“The musical compositions are what makes our magazine different,” Suzanne Mahle, Montage’s editor-in-chief, said.

According to Mahle, a senior English major, who has been involved with the publication for three years, out of approximately 200 submissions, there were 31 chosen literary pieces for this year’s magazine, which comes out in April.

The selection process involves a committee. Each volunteer is given a packet to review during winter recess, filled with every literary submission. The pieces are entered into the packet anonymously. The works that earn the most votes from the committee are then chosen to receive further feedback from Professor Patricia Comitini, Montage’s faculty advisor. Ultimately, Mahle has the final say as to whether or not a piece will be included or not.

“I want everyone to be as much involved as they can be. We’re hoping for a bigger budget so that the book can be bigger,” Mahle said.

Because space is limited, each student can have no more than three pieces published in the magazine. However, members of the selection committee feel that it is often difficult to choose one piece over another.

“You would be surprised by the caliber of some of the submissions we receive. Therefore, we do try to choose what we feel are the best pieces to represent the best talent from the school,” Joyana Peters, Montage’s public relations manager, said. “I usually don’t say that a piece is good or bad; it’s more personal preference, and what I feel caught my attention. When rating work like that it’s a little hard not to be subjective to what I can relate to or what kind of written piece emotionally moves me,” she continued.

Montage began in the 1960’s with the intent of expanding the amount of student expression on campus.

“The magazine was originally brought about because people felt it was important for the college community to be aware of the creativity that exists on campus,” Mahle said.

To this day, the organization maintains the same goal of enabling students to openly share their imaginations and feelings with the rest of the Quinnipiac community.
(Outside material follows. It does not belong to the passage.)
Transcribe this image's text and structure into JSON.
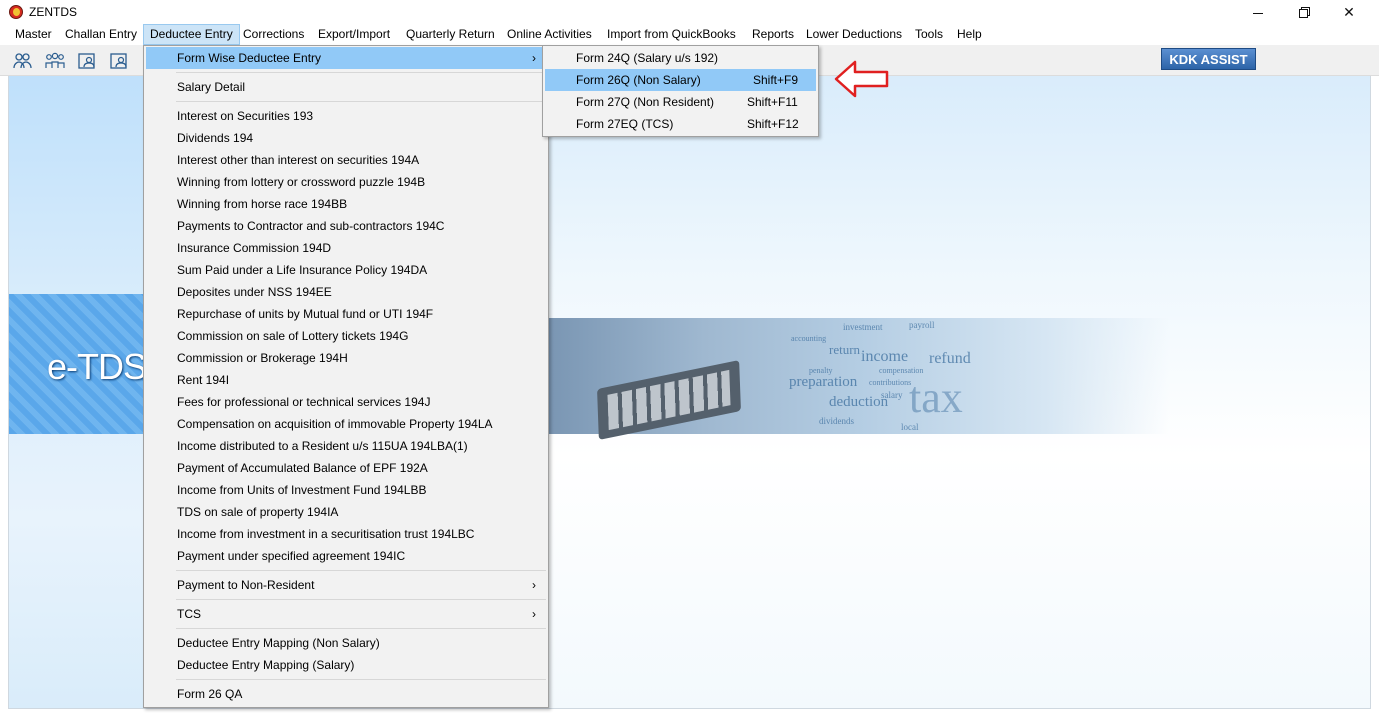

“You can write about anything you want; creative writing is an outlet from a world where there’s constant rules and regulations,” Mahle said. “You can go out on a limb and that’s okay.”

For questions on submitting work contact Mahle at x8043 or email [email protected]